It is also important to note that current remittances are primarily focused on basic needs, effectively mitigating short-term shocks, particularly for rural populations.
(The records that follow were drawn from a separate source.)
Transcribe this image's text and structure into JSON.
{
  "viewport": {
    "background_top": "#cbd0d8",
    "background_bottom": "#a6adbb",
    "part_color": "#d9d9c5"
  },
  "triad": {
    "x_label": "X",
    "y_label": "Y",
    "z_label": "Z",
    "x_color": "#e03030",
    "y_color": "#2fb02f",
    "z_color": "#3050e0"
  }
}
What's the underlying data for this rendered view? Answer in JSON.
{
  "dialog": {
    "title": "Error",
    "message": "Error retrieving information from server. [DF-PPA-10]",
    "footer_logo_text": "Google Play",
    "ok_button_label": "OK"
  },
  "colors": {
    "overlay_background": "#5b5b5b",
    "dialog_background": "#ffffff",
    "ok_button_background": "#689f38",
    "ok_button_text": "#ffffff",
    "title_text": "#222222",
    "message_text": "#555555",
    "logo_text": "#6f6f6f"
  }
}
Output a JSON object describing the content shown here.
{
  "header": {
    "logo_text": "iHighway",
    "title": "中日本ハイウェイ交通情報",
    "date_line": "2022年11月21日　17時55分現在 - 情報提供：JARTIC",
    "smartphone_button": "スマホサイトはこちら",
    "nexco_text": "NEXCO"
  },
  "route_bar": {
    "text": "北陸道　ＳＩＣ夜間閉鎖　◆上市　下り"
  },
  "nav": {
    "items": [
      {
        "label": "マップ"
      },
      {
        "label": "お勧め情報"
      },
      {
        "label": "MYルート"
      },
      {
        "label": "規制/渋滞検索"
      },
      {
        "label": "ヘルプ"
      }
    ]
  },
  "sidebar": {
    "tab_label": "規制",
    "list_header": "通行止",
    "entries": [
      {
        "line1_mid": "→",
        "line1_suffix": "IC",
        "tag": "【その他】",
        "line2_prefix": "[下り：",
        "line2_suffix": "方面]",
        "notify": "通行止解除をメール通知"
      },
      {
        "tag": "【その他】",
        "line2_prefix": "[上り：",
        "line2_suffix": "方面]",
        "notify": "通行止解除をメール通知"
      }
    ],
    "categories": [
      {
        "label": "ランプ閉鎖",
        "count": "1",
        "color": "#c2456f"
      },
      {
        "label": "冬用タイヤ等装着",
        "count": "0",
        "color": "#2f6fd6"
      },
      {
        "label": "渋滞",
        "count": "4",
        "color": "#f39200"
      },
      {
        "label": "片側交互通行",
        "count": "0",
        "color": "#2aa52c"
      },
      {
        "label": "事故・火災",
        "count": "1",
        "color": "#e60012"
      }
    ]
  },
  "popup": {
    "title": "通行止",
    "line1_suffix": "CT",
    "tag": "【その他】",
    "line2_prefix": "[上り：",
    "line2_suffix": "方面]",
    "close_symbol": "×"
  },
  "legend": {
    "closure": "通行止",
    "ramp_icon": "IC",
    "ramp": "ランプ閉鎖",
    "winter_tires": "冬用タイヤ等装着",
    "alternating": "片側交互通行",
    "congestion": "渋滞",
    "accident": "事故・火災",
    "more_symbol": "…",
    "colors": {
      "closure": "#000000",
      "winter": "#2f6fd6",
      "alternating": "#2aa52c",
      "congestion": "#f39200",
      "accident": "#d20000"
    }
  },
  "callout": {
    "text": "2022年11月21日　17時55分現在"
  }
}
However, envisioning the implementation of financial education and tailored financial services through better consumer protection, private sector involvement, and supporting a multi-stakeholder approach, it is possible to transition from short-term survival response to true long-term resilience.

Celebrating this day is a key step to acknowledge all that has been achieved and further mobilize stakeholders to leave no one behind.


Provisional agenda

9:00 – 9:30 Welcoming participants
9:30 – 10:15 Opening words

  • Ms Nathalie Fustier, United Nations Resident Coordinator in Morocco
  • Mr Daniele Dotto, Deputy Ambassador to the European Union Delegation in Morocco
  • Mr. Alvaro Lario, President – FIDA (video)
  • Ms Hakima El Alami, Director – Payment Systems & Financial Inclusion – Bank Al-Maghrib (video)
10:15 – 10:30 Campaign 2023-2024

  • Ms Dina Saleh (video), Regional Director Near East, North Africa and Europe Division – IFAD

Panel 1: Celebrating success: Remittances, digitalization and financial inclusion

10:30 – 11:15 Overview of remittances in Morocco and examples of financial and digital inclusion of migrants.

  • Ms Meryem Aziz Alaoui, Country Manager – Financing Mechanism for Remittances FIDA
  • Mr Walid Kerkeni, Director, Aide Fédération – Paris Region


Payment Institutions in Morocco – vectors of financial and digital inclusion.

  • Representative of the Association Professionnelle des Etablissements de Paiement


Financial education in payment methods and digital money transfers

  • Ms Fatima Aziz, Director – Moroccan Foundation for Financial Education


Literacy and financial education: best practices

  • Ms Tifitri Elasri, National Agency for the Fight against Illiteracy
11:15 – 11:45 Coffee break and 2023-2024 campaign

Panel 2: “Leaving No One Behind”

11.45 – 12.45 Spotlight on the interventions of various partners and the challenges to be met to ensure that remittances to families are better taken into account

  • Moderator: Mr Mohammed Benkaddour – Managing Director, APEP
  • Co-moderator: Ms Meryem Aziz Alaoui – Expert in sustainable economic development, remittances and inclusive digital finance


– Mr Djelloule Markria
Technical Advisor – Governance – Migration Sector, German Development Cooperation (GIZ)
– Mr. Othman Ouannane- Financial Sector Specialist – Consultative Group to Assist the Poor (CGAP)
– Mr Abdeslam Bouirig – President of the Funds Transfer Section – Association Professionnelle des Etablissements de Paiement (APEP)

Testimonial: REMESA DIGNA experience – supporting migrant workers and their families families, for an optimal vision of innovative digital channels and low-cost remittance transfers. – Ms Gladys Calderón
Director – Kondiaronk International Coop – Barcelona, Spain

12:45 – 13:00 Question and answer session
13:00 Closing

Ms Laura Palatini, IOM Head of Mission in Morocco